SOF Support
Feb 8, 2007
Land of Swine and Maple Syrup
I'm surprised they didn't expect a greater need for spare parts with use in the rugged Afghan terrain. It's good news that they are buying more but we should have bought more new tanks with support packages that include spare parts, instead of more used. :2c:

Ottawa to buy old German tanks as spare parts for Afghan mission

Last Updated: Wednesday, February 20, 2008 | 5:50 AM ET

The Canadian Press

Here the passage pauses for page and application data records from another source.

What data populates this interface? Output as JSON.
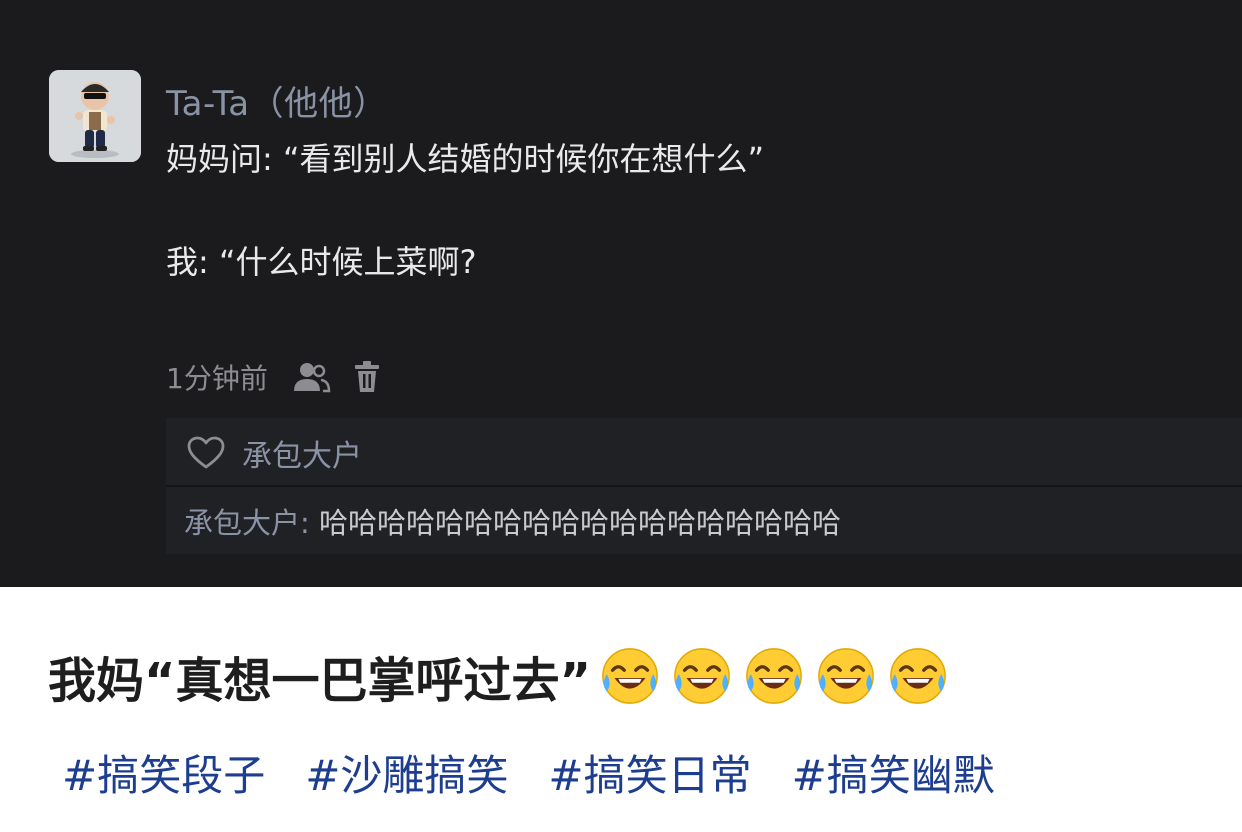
{
  "post": {
    "author": "Ta-Ta（他他）",
    "line1": "妈妈问: “看到别人结婚的时候你在想什么”",
    "line2": "我: “什么时候上菜啊?",
    "time": "1分钟前",
    "icons": [
      "people-icon",
      "trash-icon"
    ]
  },
  "interactions": {
    "liker_name": "承包大户",
    "comment_author": "承包大户",
    "comment_separator": ": ",
    "comment_text": "哈哈哈哈哈哈哈哈哈哈哈哈哈哈哈哈哈哈"
  },
  "caption": {
    "text": "我妈“真想一巴掌呼过去”",
    "emoji": "face-with-tears-of-joy",
    "emoji_count": 5
  },
  "hashtags": [
    "#搞笑段子",
    "#沙雕搞笑",
    "#搞笑日常",
    "#搞笑幽默"
  ],
  "colors": {
    "panel_bg": "#1b1b1d",
    "username": "#8a93a6",
    "hashtag": "#1d3d8f"
  }
}
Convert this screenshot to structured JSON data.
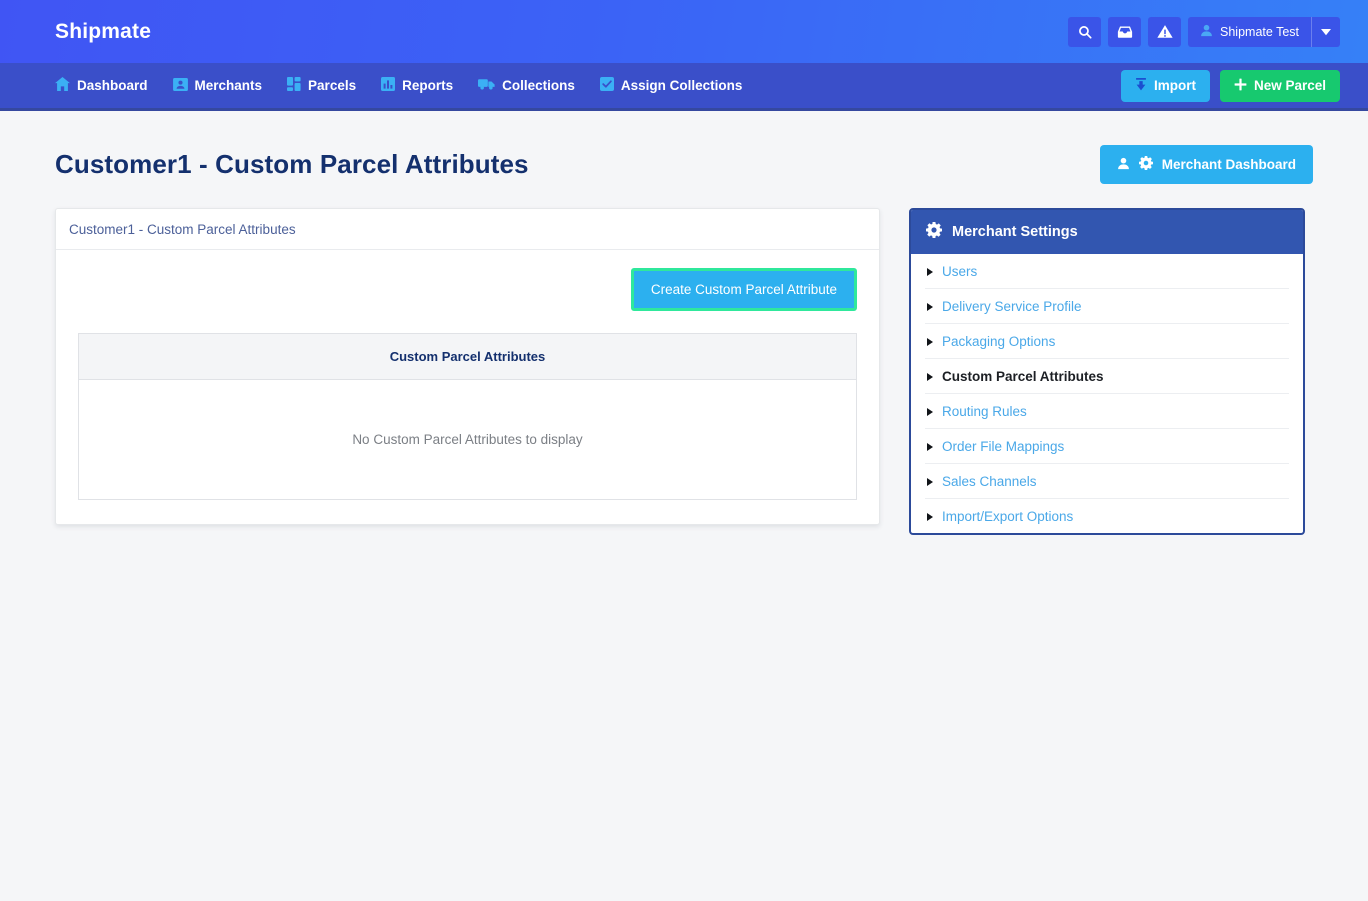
{
  "header": {
    "brand": "Shipmate",
    "icons": [
      {
        "name": "search-icon",
        "label": "Search"
      },
      {
        "name": "inbox-icon",
        "label": "Inbox"
      },
      {
        "name": "alert-triangle-icon",
        "label": "Alerts"
      }
    ],
    "user": {
      "name": "Shipmate Test",
      "avatar_icon": "user-icon",
      "caret_icon": "chevron-down-icon"
    }
  },
  "nav": {
    "items": [
      {
        "label": "Dashboard",
        "icon": "home-icon"
      },
      {
        "label": "Merchants",
        "icon": "id-card-icon"
      },
      {
        "label": "Parcels",
        "icon": "grid-squares-icon"
      },
      {
        "label": "Reports",
        "icon": "bar-chart-icon"
      },
      {
        "label": "Collections",
        "icon": "truck-icon"
      },
      {
        "label": "Assign Collections",
        "icon": "check-square-icon"
      }
    ],
    "import_label": "Import",
    "import_icon": "upload-icon",
    "new_parcel_label": "New Parcel",
    "new_parcel_icon": "plus-icon"
  },
  "page": {
    "title": "Customer1 - Custom Parcel Attributes",
    "merchant_dashboard_label": "Merchant Dashboard",
    "merchant_dashboard_icons": [
      "user-icon",
      "gear-icon"
    ]
  },
  "card": {
    "title": "Customer1 - Custom Parcel Attributes",
    "create_button_label": "Create Custom Parcel Attribute",
    "table": {
      "columns": [
        "Custom Parcel Attributes"
      ],
      "rows": [],
      "empty_message": "No Custom Parcel Attributes to display"
    }
  },
  "sidebar": {
    "title": "Merchant Settings",
    "title_icon": "gear-icon",
    "items": [
      {
        "label": "Users",
        "active": false
      },
      {
        "label": "Delivery Service Profile",
        "active": false
      },
      {
        "label": "Packaging Options",
        "active": false
      },
      {
        "label": "Custom Parcel Attributes",
        "active": true
      },
      {
        "label": "Routing Rules",
        "active": false
      },
      {
        "label": "Order File Mappings",
        "active": false
      },
      {
        "label": "Sales Channels",
        "active": false
      },
      {
        "label": "Import/Export Options",
        "active": false
      }
    ]
  },
  "colors": {
    "brand_blue": "#3b62f6",
    "nav_blue": "#3a4fc9",
    "accent_light_blue": "#2cb0ef",
    "success_green": "#17c96f",
    "focus_ring_green": "#2fe89c",
    "panel_blue": "#3256b0",
    "title_navy": "#14306e"
  }
}
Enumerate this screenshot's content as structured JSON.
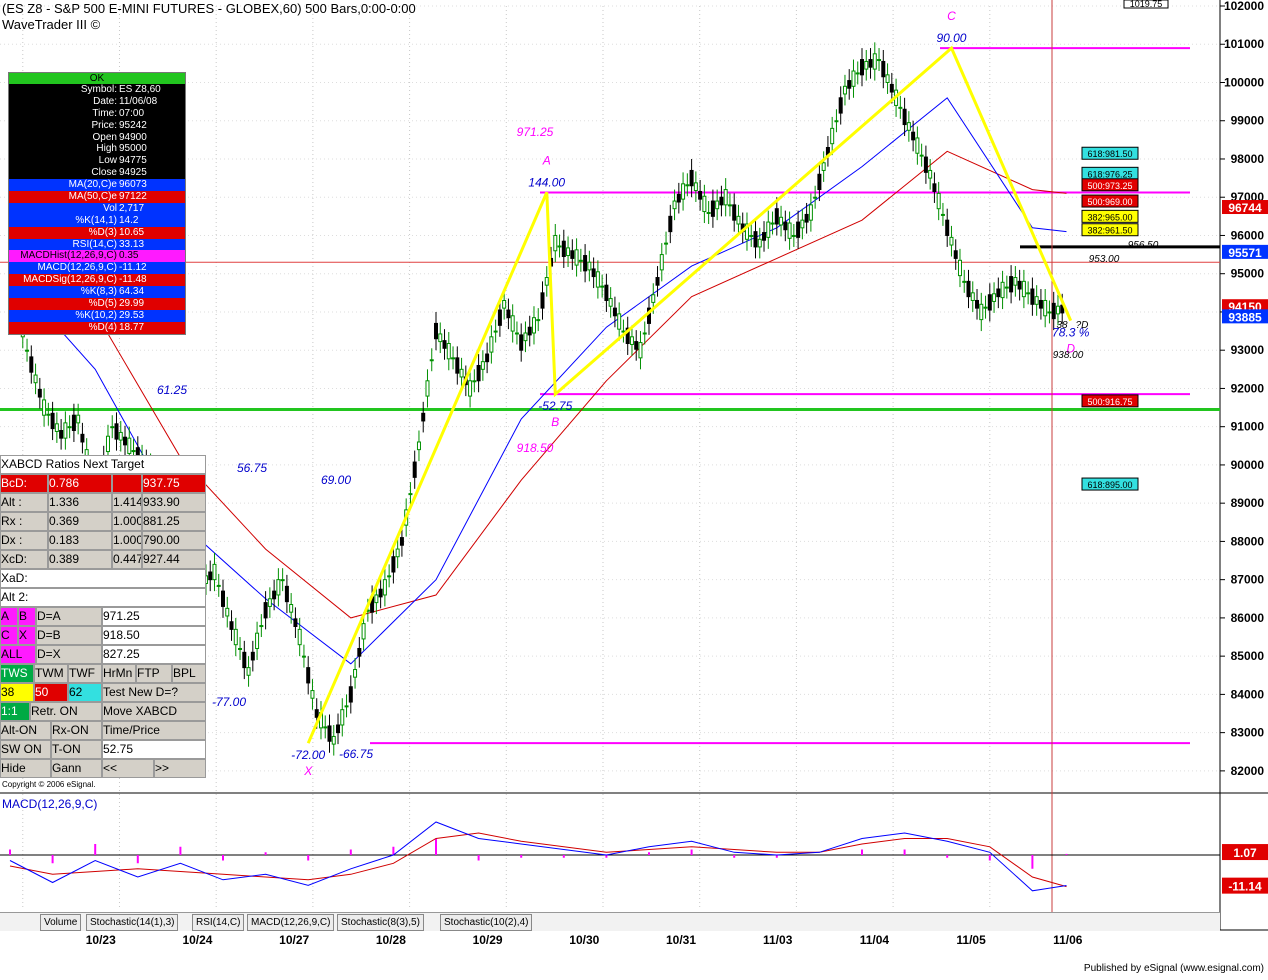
{
  "window": {
    "title": "(ES Z8 - S&P 500 E-MINI FUTURES - GLOBEX,60) 500 Bars,0:00-0:00",
    "subtitle": "WaveTrader III ©",
    "copyright": "Copyright © 2006 eSignal.",
    "published": "Published by eSignal (www.esignal.com)",
    "top_right_box": "1019.75"
  },
  "colors": {
    "price_up": "#009000",
    "price_down": "#000000",
    "ma20": "#0000ff",
    "ma50": "#d00000",
    "pattern_line": "#ffff00",
    "level_line": "#ff00ff",
    "green_line": "#22c51f",
    "macd": "#0000ff",
    "signal": "#d00000",
    "hist": "#ff00ff"
  },
  "info_box": {
    "status": "OK",
    "rows": [
      {
        "k": "Symbol:",
        "v": "ES Z8,60",
        "c": "plain"
      },
      {
        "k": "Date:",
        "v": "11/06/08",
        "c": "plain"
      },
      {
        "k": "Time:",
        "v": "07:00",
        "c": "plain"
      },
      {
        "k": "Price:",
        "v": "95242",
        "c": "plain"
      },
      {
        "k": "Open",
        "v": "94900",
        "c": "plain"
      },
      {
        "k": "High",
        "v": "95000",
        "c": "plain"
      },
      {
        "k": "Low",
        "v": "94775",
        "c": "plain"
      },
      {
        "k": "Close",
        "v": "94925",
        "c": "plain"
      },
      {
        "k": "MA(20,C)e",
        "v": "96073",
        "c": "blue"
      },
      {
        "k": "MA(50,C)e",
        "v": "97122",
        "c": "red"
      },
      {
        "k": "Vol",
        "v": "2,717",
        "c": "blue"
      },
      {
        "k": "%K(14,1)",
        "v": "14.2",
        "c": "blue"
      },
      {
        "k": "%D(3)",
        "v": "10.65",
        "c": "red"
      },
      {
        "k": "RSI(14,C)",
        "v": "33.13",
        "c": "blue"
      },
      {
        "k": "MACDHist(12,26,9,C)",
        "v": "0.35",
        "c": "mag"
      },
      {
        "k": "MACD(12,26,9,C)",
        "v": "-11.12",
        "c": "blue"
      },
      {
        "k": "MACDSig(12,26,9,C)",
        "v": "-11.48",
        "c": "red"
      },
      {
        "k": "%K(8,3)",
        "v": "64.34",
        "c": "blue"
      },
      {
        "k": "%D(5)",
        "v": "29.99",
        "c": "red"
      },
      {
        "k": "%K(10,2)",
        "v": "29.53",
        "c": "blue"
      },
      {
        "k": "%D(4)",
        "v": "18.77",
        "c": "red"
      }
    ]
  },
  "xabcd_panel": {
    "title": "XABCD Ratios",
    "next_target": "Next Target",
    "rows": [
      {
        "label": "BcD:",
        "a": "0.786",
        "b": "",
        "c": "937.75"
      },
      {
        "label": "Alt  :",
        "a": "1.336",
        "b": "1.414",
        "c": "933.90"
      },
      {
        "label": "Rx  :",
        "a": "0.369",
        "b": "1.000",
        "c": "881.25"
      },
      {
        "label": "Dx  :",
        "a": "0.183",
        "b": "1.000",
        "c": "790.00"
      },
      {
        "label": "XcD:",
        "a": "0.389",
        "b": "0.447",
        "c": "927.44"
      }
    ],
    "xad": "XaD:",
    "alt2": "Alt 2:",
    "d_rows": [
      {
        "l1": "A",
        "l2": "B",
        "eq": "D=A",
        "val": "971.25"
      },
      {
        "l1": "C",
        "l2": "X",
        "eq": "D=B",
        "val": "918.50"
      },
      {
        "l1": "ALL",
        "l2": "",
        "eq": "D=X",
        "val": "827.25"
      }
    ],
    "buttons_row1": [
      "TWS",
      "TWM",
      "TWF",
      "HrMn",
      "FTP",
      "BPL"
    ],
    "buttons_row2": [
      "38",
      "50",
      "62",
      "Test New D=?"
    ],
    "buttons_row3": [
      "1:1",
      "Retr. ON",
      "Move XABCD"
    ],
    "buttons_row4": [
      "Alt-ON",
      "Rx-ON",
      "Time/Price"
    ],
    "buttons_row5": [
      "SW ON",
      "T-ON",
      "52.75"
    ],
    "buttons_row6": [
      "Hide",
      "Gann",
      "<<",
      ">>"
    ]
  },
  "chart_data": {
    "type": "line",
    "title": "(ES Z8 - S&P 500 E-MINI FUTURES - GLOBEX,60) 500 Bars,0:00-0:00",
    "ylim": [
      815,
      1020
    ],
    "y_ticks": [
      "102000",
      "101000",
      "100000",
      "99000",
      "98000",
      "97000",
      "96000",
      "95000",
      "94000",
      "93000",
      "92000",
      "91000",
      "90000",
      "89000",
      "88000",
      "87000",
      "86000",
      "85000",
      "84000",
      "83000",
      "82000"
    ],
    "x_ticks": [
      "10/23",
      "10/24",
      "10/27",
      "10/28",
      "10/29",
      "10/30",
      "10/31",
      "11/03",
      "11/04",
      "11/05",
      "11/06"
    ],
    "series": [
      {
        "name": "",
        "x": [
          0,
          4,
          8,
          12,
          16,
          20,
          24,
          28,
          32,
          36,
          40,
          44,
          48,
          52,
          56,
          60,
          64,
          68,
          72,
          76,
          80,
          84,
          88,
          92,
          96,
          100,
          104,
          108,
          112,
          116,
          120,
          124,
          128,
          132,
          136,
          140,
          144,
          148,
          152,
          156,
          160,
          164,
          168,
          172,
          176,
          180,
          184,
          188,
          192,
          196,
          200,
          204,
          208,
          212,
          216,
          220,
          224,
          228,
          232,
          236,
          240,
          244,
          248
        ],
        "y": [
          952,
          930,
          915,
          908,
          912,
          892,
          910,
          905,
          900,
          892,
          880,
          868,
          872,
          858,
          846,
          862,
          870,
          855,
          835,
          828,
          840,
          862,
          868,
          880,
          905,
          935,
          928,
          920,
          928,
          942,
          932,
          938,
          958,
          955,
          952,
          945,
          935,
          930,
          948,
          968,
          975,
          966,
          970,
          962,
          958,
          965,
          960,
          966,
          982,
          998,
          1004,
          1006,
          996,
          986,
          976,
          962,
          948,
          940,
          945,
          948,
          944,
          940,
          941
        ]
      },
      {
        "name": "MA(20,C)e",
        "x": [
          0,
          20,
          40,
          60,
          80,
          100,
          120,
          140,
          160,
          180,
          200,
          220,
          240,
          248
        ],
        "y": [
          950,
          925,
          885,
          865,
          848,
          870,
          912,
          936,
          952,
          962,
          978,
          996,
          962,
          961
        ]
      },
      {
        "name": "MA(50,C)e",
        "x": [
          0,
          20,
          40,
          60,
          80,
          100,
          120,
          140,
          160,
          180,
          200,
          220,
          240,
          248
        ],
        "y": [
          958,
          940,
          902,
          878,
          860,
          866,
          896,
          922,
          944,
          954,
          964,
          982,
          972,
          971
        ]
      }
    ],
    "pattern_points": [
      {
        "label": "X",
        "x": 70,
        "y": 827.25,
        "text": "-72.00"
      },
      {
        "label": "A",
        "x": 126,
        "y": 971.25,
        "text": "144.00"
      },
      {
        "label": "B",
        "x": 128,
        "y": 918.5,
        "text": "-52.75"
      },
      {
        "label": "C",
        "x": 221,
        "y": 1009,
        "text": "90.00"
      },
      {
        "label": "D",
        "x": 249,
        "y": 937.75,
        "text": "78.3 %"
      }
    ],
    "annotations": [
      "971.25",
      "918.50",
      "61.25",
      "56.75",
      "69.00",
      "-77.00",
      "-66.75",
      "938.00",
      "953.00",
      "956.50",
      "?D",
      "38"
    ],
    "levels": [
      {
        "y": 1009,
        "label": ""
      },
      {
        "y": 971.25,
        "label": ""
      },
      {
        "y": 918.5,
        "label": ""
      },
      {
        "y": 827.25,
        "label": ""
      }
    ],
    "right_labels": [
      {
        "text": "618:981.50",
        "y": 981.5,
        "bg": "#33e0e0"
      },
      {
        "text": "618:976.25",
        "y": 976.25,
        "bg": "#33e0e0"
      },
      {
        "text": "500:973.25",
        "y": 973.25,
        "bg": "#e00000"
      },
      {
        "text": "500:969.00",
        "y": 969,
        "bg": "#e00000"
      },
      {
        "text": "382:965.00",
        "y": 965,
        "bg": "#ffff00"
      },
      {
        "text": "382:961.50",
        "y": 961.5,
        "bg": "#ffff00"
      },
      {
        "text": "500:916.75",
        "y": 916.75,
        "bg": "#e00000"
      },
      {
        "text": "618:895.00",
        "y": 895,
        "bg": "#33e0e0"
      }
    ],
    "axis_value_tags": [
      {
        "text": "96744",
        "y": 967.44,
        "bg": "#e00000"
      },
      {
        "text": "95571",
        "y": 955.71,
        "bg": "#0033ff"
      },
      {
        "text": "94150",
        "y": 941.5,
        "bg": "#e00000"
      },
      {
        "text": "93885",
        "y": 938.85,
        "bg": "#0033ff"
      }
    ],
    "macd": {
      "title": "MACD(12,26,9,C)",
      "macd_tag": "1.07",
      "signal_tag": "-11.14",
      "ylim": [
        -20,
        20
      ],
      "x": [
        0,
        10,
        20,
        30,
        40,
        50,
        60,
        70,
        80,
        90,
        100,
        110,
        120,
        130,
        140,
        150,
        160,
        170,
        180,
        190,
        200,
        210,
        220,
        230,
        240,
        248
      ],
      "macd": [
        -2,
        -10,
        -2,
        -8,
        -3,
        -9,
        -7,
        -11,
        -5,
        0,
        12,
        6,
        4,
        2,
        0,
        3,
        5,
        1,
        0,
        1,
        6,
        8,
        5,
        1,
        -13,
        -11.1
      ],
      "signal": [
        -4,
        -7,
        -6,
        -5,
        -6,
        -7,
        -8,
        -9,
        -7,
        -3,
        6,
        8,
        5,
        3,
        1,
        2,
        3,
        2,
        1,
        1,
        4,
        6,
        6,
        3,
        -8,
        -11.5
      ]
    }
  },
  "tabs": [
    "Volume",
    "Stochastic(14(1),3)",
    "RSI(14,C)",
    "MACD(12,26,9,C)",
    "Stochastic(8(3),5)",
    "Stochastic(10(2),4)"
  ]
}
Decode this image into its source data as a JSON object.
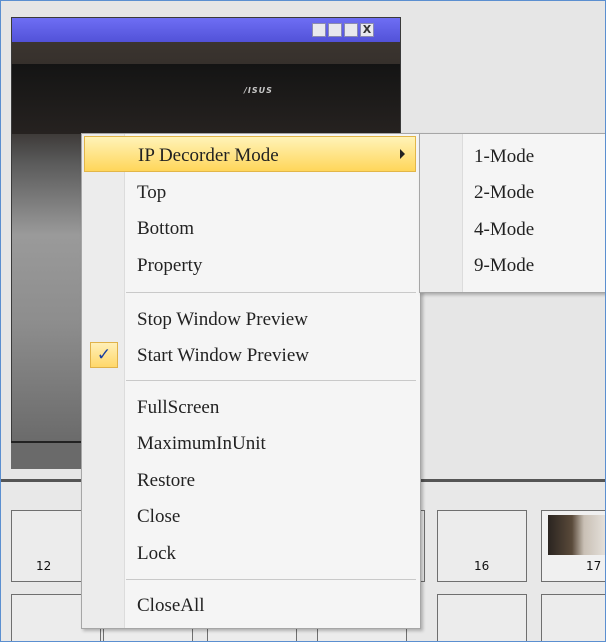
{
  "video_window": {
    "titlebar_buttons": [
      "restore-icon",
      "popout-icon",
      "maximize-icon",
      "close-icon"
    ],
    "close_glyph": "X",
    "brand_text": "/ISUS",
    "titlebar_color": "#5a5ae6"
  },
  "thumbnails": {
    "row1": [
      {
        "label": "12"
      },
      {
        "label": ""
      },
      {
        "label": ""
      },
      {
        "label": ""
      },
      {
        "label": "16"
      },
      {
        "label": "17"
      }
    ]
  },
  "context_menu": {
    "items": [
      {
        "label": "IP Decorder Mode",
        "has_submenu": true,
        "highlighted": true
      },
      {
        "label": "Top"
      },
      {
        "label": "Bottom"
      },
      {
        "label": "Property"
      },
      {
        "label": "Stop Window Preview"
      },
      {
        "label": "Start Window Preview",
        "checked": true
      },
      {
        "label": "FullScreen"
      },
      {
        "label": "MaximumInUnit"
      },
      {
        "label": "Restore"
      },
      {
        "label": "Close"
      },
      {
        "label": "Lock"
      },
      {
        "label": "CloseAll"
      }
    ],
    "check_glyph": "✓",
    "highlight_color": "#ffd65a"
  },
  "submenu": {
    "items": [
      {
        "label": "1-Mode"
      },
      {
        "label": "2-Mode"
      },
      {
        "label": "4-Mode"
      },
      {
        "label": "9-Mode"
      }
    ]
  }
}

Canada plans to buy a handful of older, surplus German tanks to cannibalize for spare parts to keep its combat forces on the move in Afghanistan.
The undisclosed purchase is apparently part of the $1.3-billion tank modernization program announced last year by former defence minister Gordon O'Connor.
The current minister, Peter MacKay, says the purchase was necessary.
"Our loaned Leopard 2 tanks are an invaluable asset to commanders in Afghanistan," MacKay said in a statement late Tuesday.
"The procurement of surplus German vehicles will provide the Canadian Forces with valuable platforms for training, testing and, where applicable, spare parts."
This acquisition fills the short-term needs of the military, he said while on a trade mission in India.
Defence industry sources said the plan involves 15 Leopard 2A4s, which have already been taken out of service by the Bundeswehr.
A request for proposals is expected to go out to contractors next week.
The Canadians "are procuring spare parts, but obviously not enough," said a source who spoke on the condition of anonymity.
Last summer, the Canadian army borrowed 20 Leopard A6Ms from the Germans in order to quickly replace its nearly 30-year-old Leopard tanks, which were not suited for the Afghan heat. It has since completed a deal to buy an additional 100 surplus tanks from the Dutch and will return the loaners in September 2009.
The German tanks, specially armoured to deal with powerful improvised explosive devices, have taken a pounding on Kandahar's highways and are burning through spare parts at a high rate.
Industry sources said stripping the older A4-variants for parts may present a bit of a problem since the tanks in Afghanistan are newer, contain fewer hydraulic systems and not all the parts are in the same configuration as the A6-type.